RECORDS SHOWN below:

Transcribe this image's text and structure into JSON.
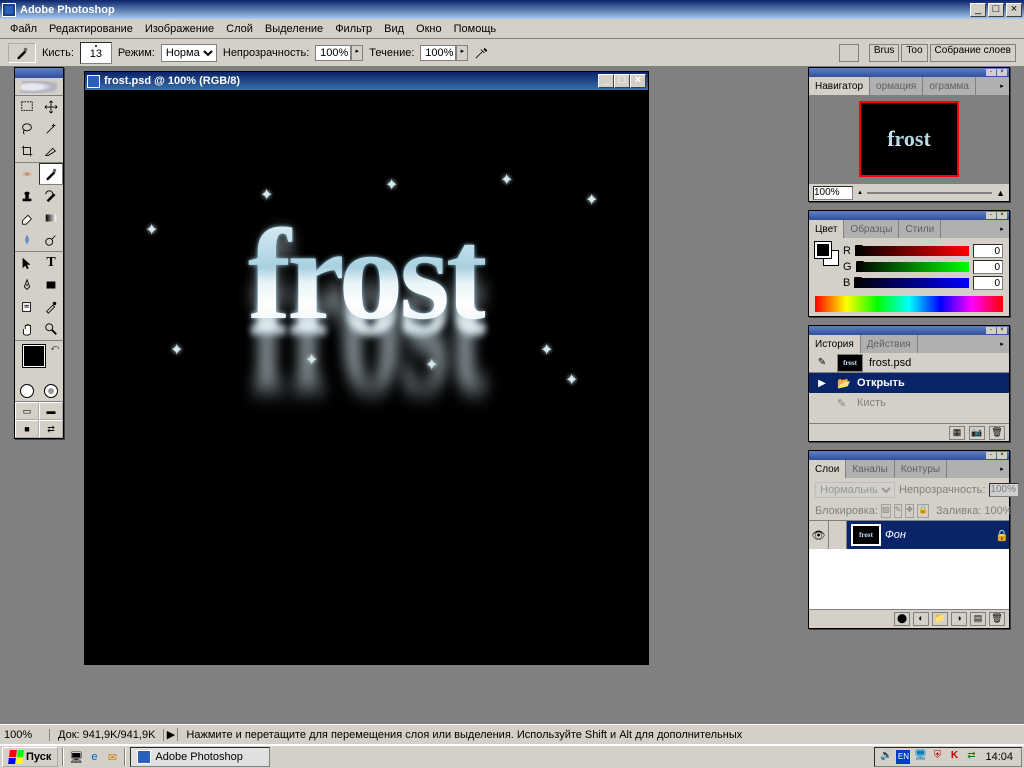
{
  "app": {
    "title": "Adobe Photoshop"
  },
  "menu": [
    "Файл",
    "Редактирование",
    "Изображение",
    "Слой",
    "Выделение",
    "Фильтр",
    "Вид",
    "Окно",
    "Помощь"
  ],
  "options": {
    "brush_label": "Кисть:",
    "brush_size": "13",
    "mode_label": "Режим:",
    "mode_value": "Норма",
    "opacity_label": "Непрозрачность:",
    "opacity_value": "100%",
    "flow_label": "Течение:",
    "flow_value": "100%",
    "palette_buttons": [
      "Brus",
      "Too",
      "Собрание слоев"
    ]
  },
  "document": {
    "title": "frost.psd @ 100% (RGB/8)",
    "text": "frost"
  },
  "navigator": {
    "tabs": [
      "Навигатор",
      "ормация",
      "ограмма"
    ],
    "zoom": "100%"
  },
  "color": {
    "tabs": [
      "Цвет",
      "Образцы",
      "Стили"
    ],
    "channels": [
      {
        "label": "R",
        "value": "0"
      },
      {
        "label": "G",
        "value": "0"
      },
      {
        "label": "B",
        "value": "0"
      }
    ]
  },
  "history": {
    "tabs": [
      "История",
      "Действия"
    ],
    "snapshot": "frost.psd",
    "items": [
      {
        "label": "Открыть",
        "selected": true,
        "icon": "▶"
      },
      {
        "label": "Кисть",
        "selected": false,
        "icon": ""
      }
    ]
  },
  "layers": {
    "tabs": [
      "Слои",
      "Каналы",
      "Контуры"
    ],
    "blend_mode": "Нормальный",
    "opacity_label": "Непрозрачность:",
    "opacity_value": "100%",
    "lock_label": "Блокировка:",
    "fill_label": "Заливка:",
    "fill_value": "100%",
    "layer_name": "Фон"
  },
  "status": {
    "zoom": "100%",
    "doc_label": "Док:",
    "doc_size": "941,9K/941,9K",
    "hint": "Нажмите и перетащите для перемещения слоя или выделения. Используйте Shift и Alt для дополнительных"
  },
  "taskbar": {
    "start": "Пуск",
    "active_task": "Adobe Photoshop",
    "tray": {
      "lang": "EN"
    },
    "clock": "14:04"
  }
}
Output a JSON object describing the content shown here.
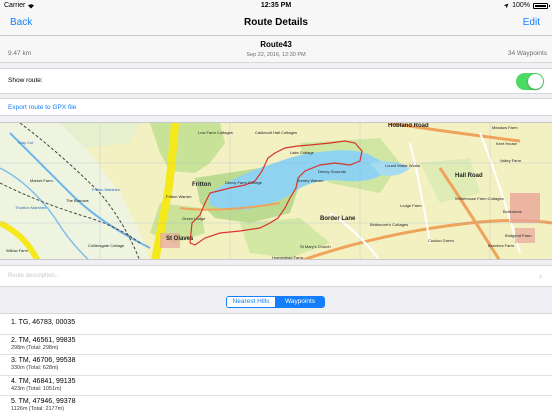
{
  "status_bar": {
    "carrier": "Carrier",
    "time": "12:35 PM",
    "battery": "100%"
  },
  "nav": {
    "back_label": "Back",
    "title": "Route Details",
    "edit_label": "Edit"
  },
  "route": {
    "name": "Route43",
    "date": "Sep 22, 2016, 12:30 PM",
    "distance": "9.47 km",
    "waypoints": "34 Waypoints"
  },
  "show_route": {
    "label": "Show route:",
    "on": true
  },
  "export": {
    "label": "Export route to GPX file"
  },
  "map": {
    "labels": [
      "Hobland Road",
      "Low Farm Cottages",
      "Caldecott Hall Cottages",
      "Meadow Farm",
      "Kent House",
      "Valley Farm",
      "Fritton Marshes",
      "Thurlton Marshes",
      "Fritton",
      "Fritton Warren",
      "St Olaves",
      "Decoy Farm Cottage",
      "Lake Cottage",
      "Decoy Grounds",
      "Kerley Warren",
      "Lound Water Works",
      "Border Lane",
      "Lodge Farm",
      "Whitehouse Farm Cottages",
      "Bridsmore's Cottages",
      "Cuckoo Green",
      "St Mary's Church",
      "Market Farm",
      "The Burrows",
      "Willow Farm",
      "Colliersgate Cottage",
      "Bollentone",
      "Homestead Farm",
      "Beeches Farm",
      "Hall Road",
      "Green Lodge",
      "Bridgend Farm",
      "Clay Cut"
    ],
    "colors": {
      "route": "#d8342a",
      "water": "#8fd3f0",
      "woods": "#b6d88c",
      "major_road": "#f5e91b"
    }
  },
  "description": {
    "placeholder": "Route description...",
    "icon": "chevron-right-icon"
  },
  "segments": {
    "items": [
      "Nearest Hills",
      "Waypoints"
    ],
    "selected": "Waypoints"
  },
  "waypoints": [
    {
      "title": "1. TG, 46783, 00035",
      "subtitle": ""
    },
    {
      "title": "2. TM, 46561, 99835",
      "subtitle": "298m (Total: 298m)"
    },
    {
      "title": "3. TM, 46706, 99538",
      "subtitle": "330m (Total: 628m)"
    },
    {
      "title": "4. TM, 46841, 99135",
      "subtitle": "423m (Total: 1051m)"
    },
    {
      "title": "5. TM, 47946, 99378",
      "subtitle": "1126m (Total: 2177m)"
    }
  ]
}
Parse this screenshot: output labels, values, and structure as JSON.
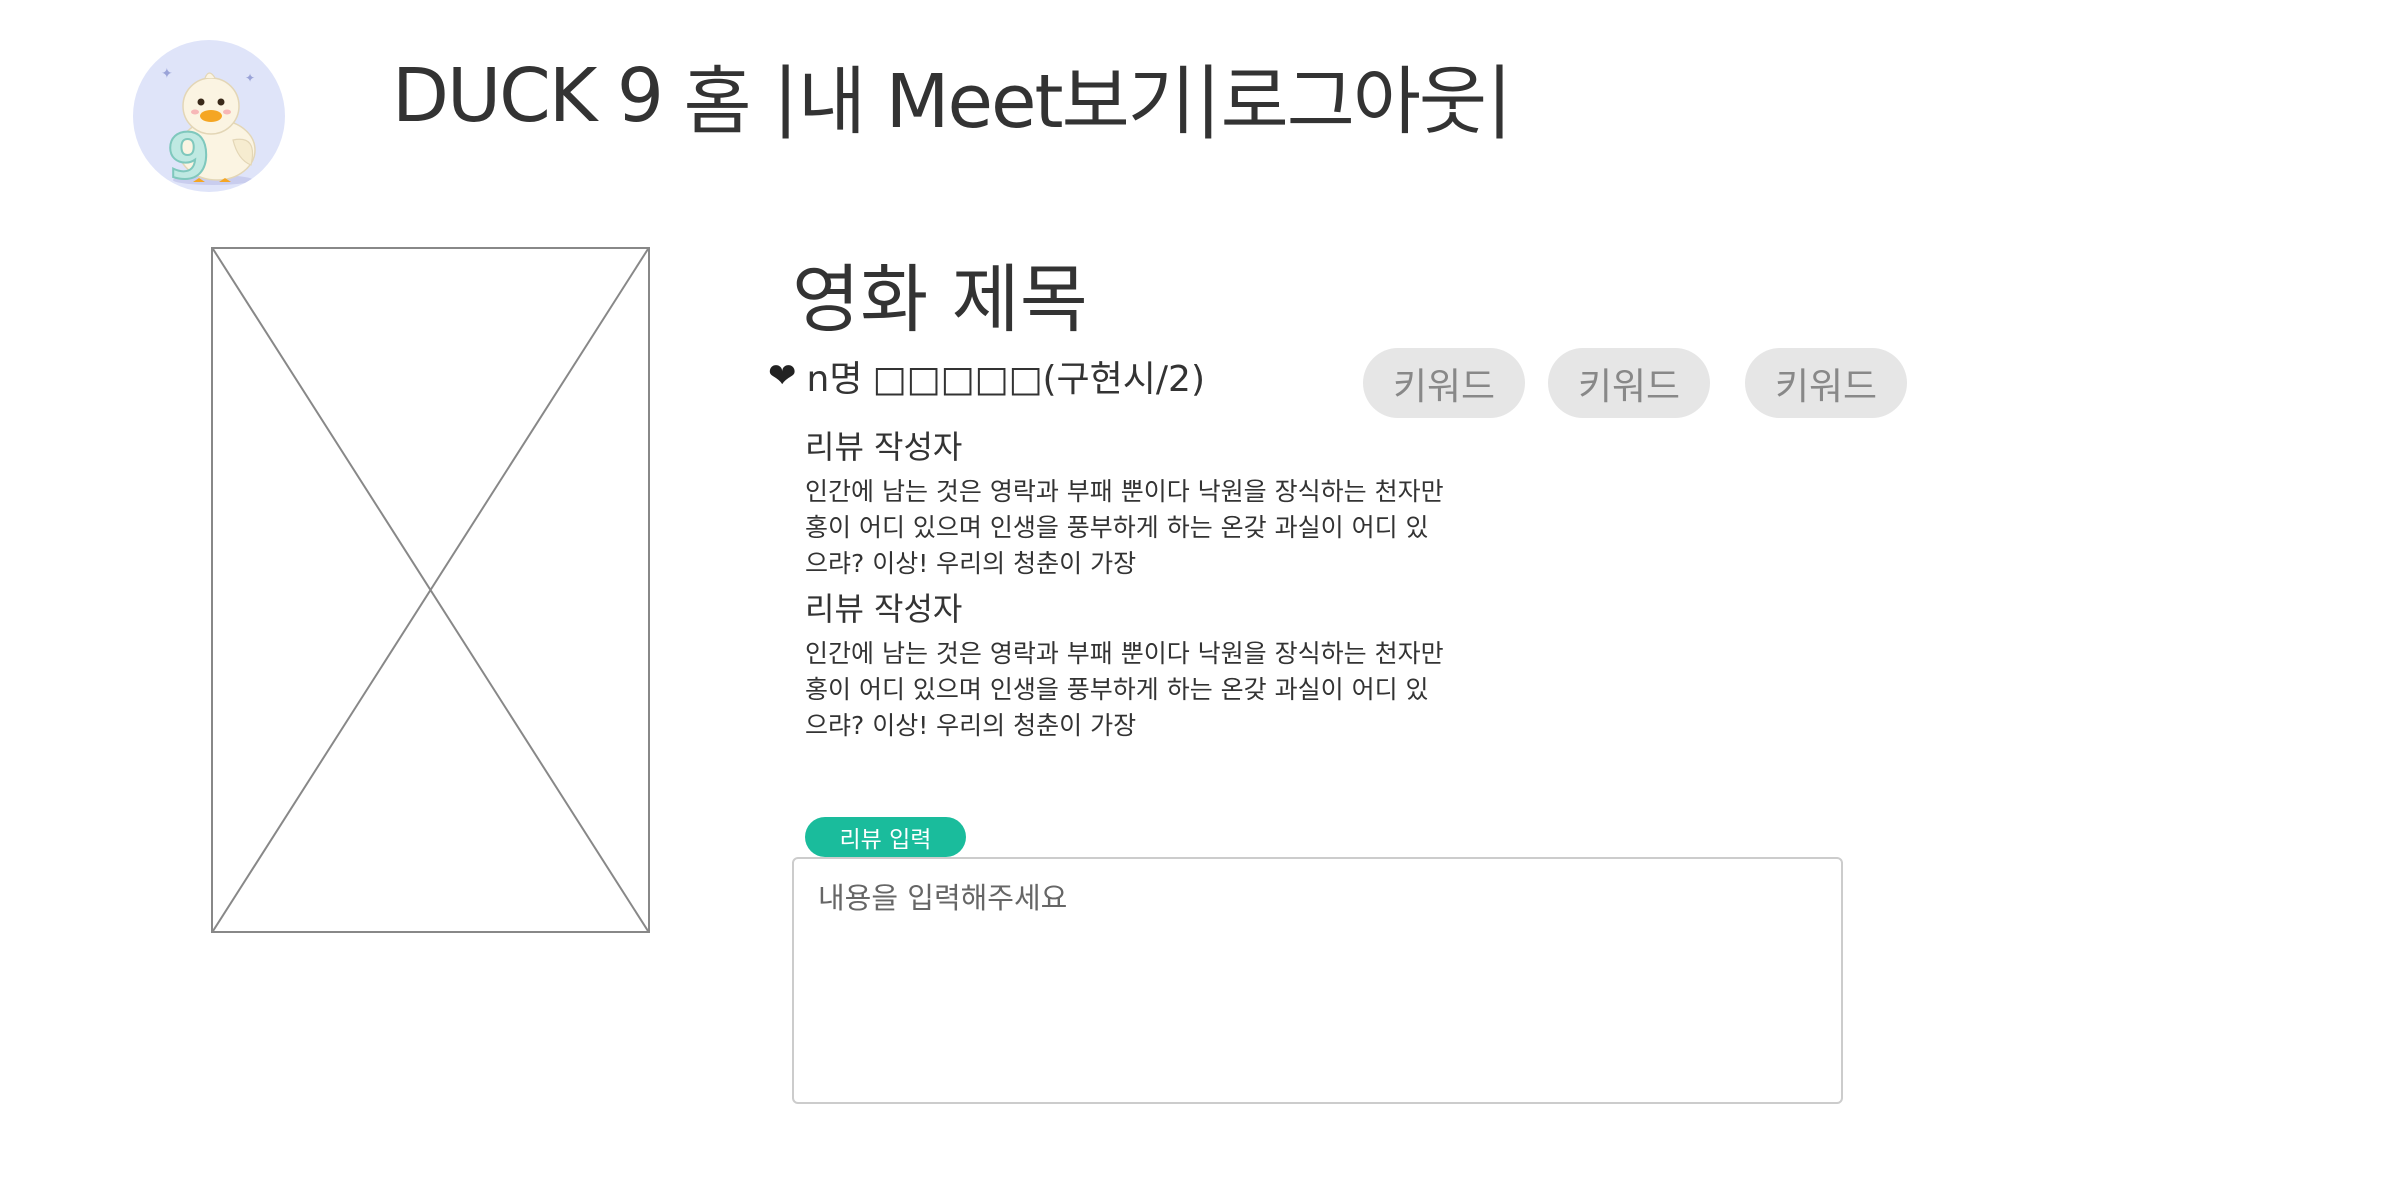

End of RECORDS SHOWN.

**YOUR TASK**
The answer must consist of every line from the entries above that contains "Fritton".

**OUTPUT FOR THIS EXERCISE**
      "Fritton Marshes",
      "Fritton",
      "Fritton Warren",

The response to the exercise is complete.